I’m beyond ecstatic that I chose the right spouse for me and vice versa. We’ve grown up with each other and had to help each other navigate everything that life has thrown our way. I’ve fallen in love with the same woman several times over due to her evolving. That act is probably the greatest lesson that I’ve learned while being married - they will change and so will you. Likes, dislikes, passions, and triggers are constantly changing. As someone committed to a forever, you learn to adapt and love your partner for who they are and not who you imagine them to be. I still believe in marriage, because our union is limitless. It doesn’t bind nor restrict, it enhances and liberates. It takes us out of our shells and forces us to look deeply into the mirror. Marriage can challenge you and frustrate you, most importantly it pushes you to live a better life, because yours is no longer your sole responsibility. I still believe in marriage, because I wholeheartedly still believe in mine. Happy eleventh anniversary my love and here’s to many more.
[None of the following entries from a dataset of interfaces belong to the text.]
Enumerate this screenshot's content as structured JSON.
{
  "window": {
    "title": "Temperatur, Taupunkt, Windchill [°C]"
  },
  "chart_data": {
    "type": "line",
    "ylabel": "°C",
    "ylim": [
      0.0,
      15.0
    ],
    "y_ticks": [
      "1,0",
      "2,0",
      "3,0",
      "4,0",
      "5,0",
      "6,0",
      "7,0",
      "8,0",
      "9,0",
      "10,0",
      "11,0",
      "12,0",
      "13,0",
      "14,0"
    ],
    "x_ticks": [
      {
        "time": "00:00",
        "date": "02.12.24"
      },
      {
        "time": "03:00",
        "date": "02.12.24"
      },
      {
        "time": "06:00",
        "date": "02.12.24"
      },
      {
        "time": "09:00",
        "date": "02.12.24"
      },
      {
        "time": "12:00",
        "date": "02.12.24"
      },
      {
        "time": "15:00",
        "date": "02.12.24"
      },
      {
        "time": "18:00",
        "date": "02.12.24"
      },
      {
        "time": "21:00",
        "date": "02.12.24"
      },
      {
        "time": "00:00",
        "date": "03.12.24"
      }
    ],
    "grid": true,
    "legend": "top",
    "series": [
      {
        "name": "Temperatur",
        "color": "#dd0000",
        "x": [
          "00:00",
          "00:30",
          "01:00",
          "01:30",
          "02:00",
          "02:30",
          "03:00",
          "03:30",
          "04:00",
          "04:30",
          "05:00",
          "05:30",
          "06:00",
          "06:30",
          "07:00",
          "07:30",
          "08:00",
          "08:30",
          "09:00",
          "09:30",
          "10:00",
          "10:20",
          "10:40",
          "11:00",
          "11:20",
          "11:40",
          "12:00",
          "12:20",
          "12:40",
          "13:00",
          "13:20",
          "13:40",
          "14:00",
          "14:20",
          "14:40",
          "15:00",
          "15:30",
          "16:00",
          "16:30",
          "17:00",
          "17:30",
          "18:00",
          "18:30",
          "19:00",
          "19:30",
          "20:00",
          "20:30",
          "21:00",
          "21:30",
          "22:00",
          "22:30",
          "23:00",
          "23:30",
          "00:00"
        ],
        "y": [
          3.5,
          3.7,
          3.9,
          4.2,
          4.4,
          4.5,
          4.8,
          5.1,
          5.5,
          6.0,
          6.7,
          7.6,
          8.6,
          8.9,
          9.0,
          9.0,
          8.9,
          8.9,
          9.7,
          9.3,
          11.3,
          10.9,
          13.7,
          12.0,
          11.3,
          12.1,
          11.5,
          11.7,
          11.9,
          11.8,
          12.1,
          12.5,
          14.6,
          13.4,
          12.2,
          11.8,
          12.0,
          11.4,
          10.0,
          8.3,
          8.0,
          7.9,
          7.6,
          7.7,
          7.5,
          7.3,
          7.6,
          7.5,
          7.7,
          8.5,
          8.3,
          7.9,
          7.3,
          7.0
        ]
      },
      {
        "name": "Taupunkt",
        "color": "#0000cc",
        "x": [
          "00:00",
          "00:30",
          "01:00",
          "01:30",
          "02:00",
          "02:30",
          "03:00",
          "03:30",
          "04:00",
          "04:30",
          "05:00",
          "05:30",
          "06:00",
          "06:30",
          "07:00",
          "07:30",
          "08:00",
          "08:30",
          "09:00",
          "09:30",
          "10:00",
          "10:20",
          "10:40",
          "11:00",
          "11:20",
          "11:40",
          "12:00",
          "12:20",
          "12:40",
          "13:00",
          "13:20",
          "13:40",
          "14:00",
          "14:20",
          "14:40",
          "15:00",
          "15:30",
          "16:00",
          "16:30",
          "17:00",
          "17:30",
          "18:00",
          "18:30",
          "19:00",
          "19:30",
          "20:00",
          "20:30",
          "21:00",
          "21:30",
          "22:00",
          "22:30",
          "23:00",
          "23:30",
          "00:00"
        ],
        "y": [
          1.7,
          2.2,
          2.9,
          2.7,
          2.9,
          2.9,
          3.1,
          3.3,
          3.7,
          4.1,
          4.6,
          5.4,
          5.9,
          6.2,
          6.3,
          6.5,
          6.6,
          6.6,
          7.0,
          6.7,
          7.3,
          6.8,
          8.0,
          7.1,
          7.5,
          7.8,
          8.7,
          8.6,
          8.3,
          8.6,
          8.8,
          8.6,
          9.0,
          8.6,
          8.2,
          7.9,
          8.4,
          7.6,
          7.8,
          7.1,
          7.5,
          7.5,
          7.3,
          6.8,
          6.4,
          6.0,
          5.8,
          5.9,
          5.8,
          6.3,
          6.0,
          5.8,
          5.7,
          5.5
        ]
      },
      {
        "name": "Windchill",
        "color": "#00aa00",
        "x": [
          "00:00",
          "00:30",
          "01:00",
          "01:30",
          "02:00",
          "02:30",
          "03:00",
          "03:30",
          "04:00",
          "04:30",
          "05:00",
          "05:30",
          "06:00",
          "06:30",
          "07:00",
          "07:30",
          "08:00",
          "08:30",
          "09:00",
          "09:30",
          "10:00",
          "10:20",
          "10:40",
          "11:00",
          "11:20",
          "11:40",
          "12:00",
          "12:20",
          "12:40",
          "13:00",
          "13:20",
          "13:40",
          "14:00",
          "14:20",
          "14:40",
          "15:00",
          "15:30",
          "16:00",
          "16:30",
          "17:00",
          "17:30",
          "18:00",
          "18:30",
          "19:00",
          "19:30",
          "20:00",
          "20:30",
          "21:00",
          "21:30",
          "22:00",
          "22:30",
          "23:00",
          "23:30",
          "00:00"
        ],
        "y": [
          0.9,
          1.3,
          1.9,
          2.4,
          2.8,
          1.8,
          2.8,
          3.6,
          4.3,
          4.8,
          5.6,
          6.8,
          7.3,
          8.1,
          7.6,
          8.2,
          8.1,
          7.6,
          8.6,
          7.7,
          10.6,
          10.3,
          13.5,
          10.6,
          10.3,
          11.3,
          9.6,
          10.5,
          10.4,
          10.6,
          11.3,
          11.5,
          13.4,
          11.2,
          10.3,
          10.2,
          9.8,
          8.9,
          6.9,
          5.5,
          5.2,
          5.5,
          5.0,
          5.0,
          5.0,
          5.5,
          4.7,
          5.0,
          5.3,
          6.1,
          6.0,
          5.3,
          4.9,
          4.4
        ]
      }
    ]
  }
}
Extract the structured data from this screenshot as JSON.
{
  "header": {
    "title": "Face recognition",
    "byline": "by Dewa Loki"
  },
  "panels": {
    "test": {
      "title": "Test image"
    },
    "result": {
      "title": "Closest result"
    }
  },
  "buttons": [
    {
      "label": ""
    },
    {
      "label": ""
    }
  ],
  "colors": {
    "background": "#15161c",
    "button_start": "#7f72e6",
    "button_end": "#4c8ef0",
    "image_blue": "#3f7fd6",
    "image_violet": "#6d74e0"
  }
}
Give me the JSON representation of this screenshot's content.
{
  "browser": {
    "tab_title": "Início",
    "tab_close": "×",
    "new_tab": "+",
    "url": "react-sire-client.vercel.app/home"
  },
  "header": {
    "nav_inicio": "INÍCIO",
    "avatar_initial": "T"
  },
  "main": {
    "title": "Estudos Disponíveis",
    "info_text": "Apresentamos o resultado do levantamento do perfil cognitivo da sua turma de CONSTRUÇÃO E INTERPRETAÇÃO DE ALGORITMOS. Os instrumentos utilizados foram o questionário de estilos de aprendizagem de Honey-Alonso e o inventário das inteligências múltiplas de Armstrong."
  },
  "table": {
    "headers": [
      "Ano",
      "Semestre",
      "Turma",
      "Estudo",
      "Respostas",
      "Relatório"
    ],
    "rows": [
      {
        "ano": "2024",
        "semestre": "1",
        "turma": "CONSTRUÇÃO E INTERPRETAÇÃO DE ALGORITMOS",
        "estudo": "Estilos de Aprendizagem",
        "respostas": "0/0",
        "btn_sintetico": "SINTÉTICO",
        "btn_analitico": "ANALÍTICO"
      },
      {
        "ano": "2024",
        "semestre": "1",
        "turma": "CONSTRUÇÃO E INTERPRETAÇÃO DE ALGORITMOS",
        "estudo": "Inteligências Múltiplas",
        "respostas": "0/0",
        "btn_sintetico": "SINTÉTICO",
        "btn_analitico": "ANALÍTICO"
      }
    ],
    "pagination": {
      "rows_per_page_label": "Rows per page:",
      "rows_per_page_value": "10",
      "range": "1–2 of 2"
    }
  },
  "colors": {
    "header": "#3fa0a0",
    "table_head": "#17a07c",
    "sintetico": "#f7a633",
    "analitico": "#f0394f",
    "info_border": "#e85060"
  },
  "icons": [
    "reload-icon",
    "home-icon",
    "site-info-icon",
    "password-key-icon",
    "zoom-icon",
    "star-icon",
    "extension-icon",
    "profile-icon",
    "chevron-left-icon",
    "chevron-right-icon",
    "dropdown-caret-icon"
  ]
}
What I’m Listening To
It’s only right that I display more of my mushy side in this week’s newsletter and dedicate my audio preferences to “Pretty Little Fears” by 6LACK and J. Cole. The song is one of the doper tracks from 6LACK’s album, East Atlanta Love Letter. It’s one of those collaborations I was never expecting, but glad that it exists. Line for line, Jermaine says what I feel about my wife that I could have damn near written the bars myself. Pull this song up on whatever digital streaming platform you use and hold your special someone’s hand while y’all zone out.
In almost no surprise to anyone that’s been aware of all of the attention the gender pay gap has been receiving recently, a 2018 study by the Federal Reserve Bank of St. Louis stated that married men earn much more on average than anyone else in the United States. The study doesn’t try to imply that men simply being married would increase their wages, but there could be a possibility that men who earn more are getting married. Either way, let’s pay people equitably and keep getting to the bag.
“You may not be her first, her last, or her only. She loved before she may love again. But if she loves you now, what else matters? She's not perfect—you aren't either, and the two of you may never be perfect together but if she can make you laugh, cause you to think twice, and admit to being human and making mistakes, hold onto her and give her the most you can. She may not be thinking about you every second of the day, but she will give you a part of her that she knows you can break—her heart. So don't hurt her, don't change her, don't analyze and don't expect more than she can give. Smile when she makes you happy, let her know when she makes you mad, and miss her when she's not there.” ― Bob Marley